Could Google Take a Seat at the Telecom Table?


By Jimmy Rogers
Contributing Writer, [GAS]

Contrary to popular belief, Google is a large, rich, mysterious company.  Oh wait, that’s extremely obvious in everything they do.  In fact, they recently demonstrated their mysteriousness by releasing Google Chrome with about one day’s notice to the internet at large.  Instead of stirring up hype or even accidentally leaking any information about their breakthrough browser (though technically the one day heads-up was in fact a leak), Google just plopped it out and watched to see if it gained any popularity.  It’s that intense secrecy, followed by an unexpected release, that makes me believe Google might just jump into another big sector: telecommunications.

This was one of Google’s April Fools jokes about a toilet based broadband system (click for the whole thing).

You see, Google has made some purchases over the years that might make you scratch your head.  For instance, they have been buying up miles and miles of “dark fiber.” That is, fiber optic cable that’s was rolled out during the first internet boom, but was never “lit up” with an actual connection to the network.  Why would anyone do this for any reason other than to create a high-speed data network?

Google argues that they can connect their massive data centers to one another with these huge quantities of fiber, but it’s not much of a stretch to imagine them including regular users in that network as well.  In fact, they’ve acted as a service provider before.  It didn’t work out, but they paired with Earthlink for a while to offer free, municipal WiFi to San Francisco.  Also, they recently invested in o3b, a company investigating satellite broadband opportunities in the developing world.  Seems like a trend to me.
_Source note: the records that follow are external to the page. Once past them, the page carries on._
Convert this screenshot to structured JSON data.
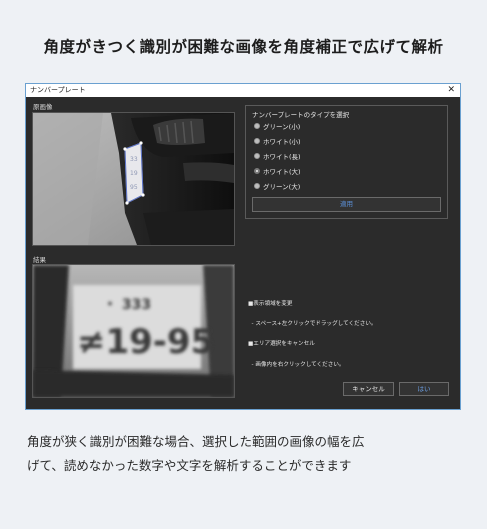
{
  "page": {
    "title": "角度がきつく識別が困難な画像を角度補正で広げて解析",
    "caption_line1": "角度が狭く識別が困難な場合、選択した範囲の画像の幅を広",
    "caption_line2": "げて、読めなかった数字や文字を解析することができます"
  },
  "window": {
    "title": "ナンバープレート",
    "close_glyph": "✕",
    "original_label": "原画像",
    "result_label": "結果",
    "plate_type_group": {
      "label": "ナンバープレートのタイプを選択",
      "options": [
        {
          "label": "グリーン(小)",
          "selected": false
        },
        {
          "label": "ホワイト(小)",
          "selected": false
        },
        {
          "label": "ホワイト(長)",
          "selected": false
        },
        {
          "label": "ホワイト(大)",
          "selected": true
        },
        {
          "label": "グリーン(大)",
          "selected": false
        }
      ],
      "apply_label": "適用"
    },
    "help_lines": [
      "■表示領域を変更",
      "  - スペース+左クリックでドラッグしてください。",
      "■エリア選択をキャンセル",
      "  - 画像内を右クリックしてください。"
    ],
    "cancel_label": "キャンセル",
    "ok_label": "はい",
    "result_plate": {
      "line1": "・ 333",
      "line2": "≠19-95"
    },
    "colors": {
      "accent": "#5b8fd6",
      "window_bg": "#2b2b2b",
      "border": "#6aa0d0"
    }
  }
}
The dream of a “Googlenet,” for most analysts, consists of a vast data storage network connected to a “thin client.”  The hardware would consist of only a simple processor, RAM, and a user interface of some kind.  Google would provide all of the programs and data, stored on their massive servers, while you would only have to worry about carrying your hardware, finding a connection, and trusting the Googleplex with every drop of information.  I for one welcome our Google overlords….

[Via Wired’s Epicenter Blog]


One Response to Could Google Take a Seat at the Telecom Table?

  1. It makes all kinds of sense for Google to buy up "dark" fiber.

    First, to the control cost and performance of the connection between Google large data centers. If (say) AT&T wanted to squeeze more money out of Google, and/or hobbled performance by "prioritizing" traffic, the Google folks have an option for routing traffic around AT&T. Even if you do not use the option, the fact that it exists gives you leverage … which may be crucial given AT&T recent notions.

    Second, to reduce latency. In the long run this is a very big deal. Network latency can cripple the performance of interactive applications, and web applications are getting more interactive over time.

    Do a ping and traceroute to or What is the round-trip time (latency), and how many intermediate hops? ISPs and the big carriers are (at best!) weakly motivated to reduce latency. Google is strongly motivated to reduce latency. Low latency allows their web applications to become more compelling.

    For interactive web applications, you want the fewest hops from the server to your desktop. If Google can run direct lines to the regional centers of big ISPs (Cox, Comcast, etc.) and many smaller ISPs, then Google web applications have a large advantage over their competitors for very large segments of the market.

    To me at least it seems unlikely Google would want to get into the business of covering the "last mile" to end users. That is an entirely different business from Google's core, and could foul up the relationship with the big ISPs.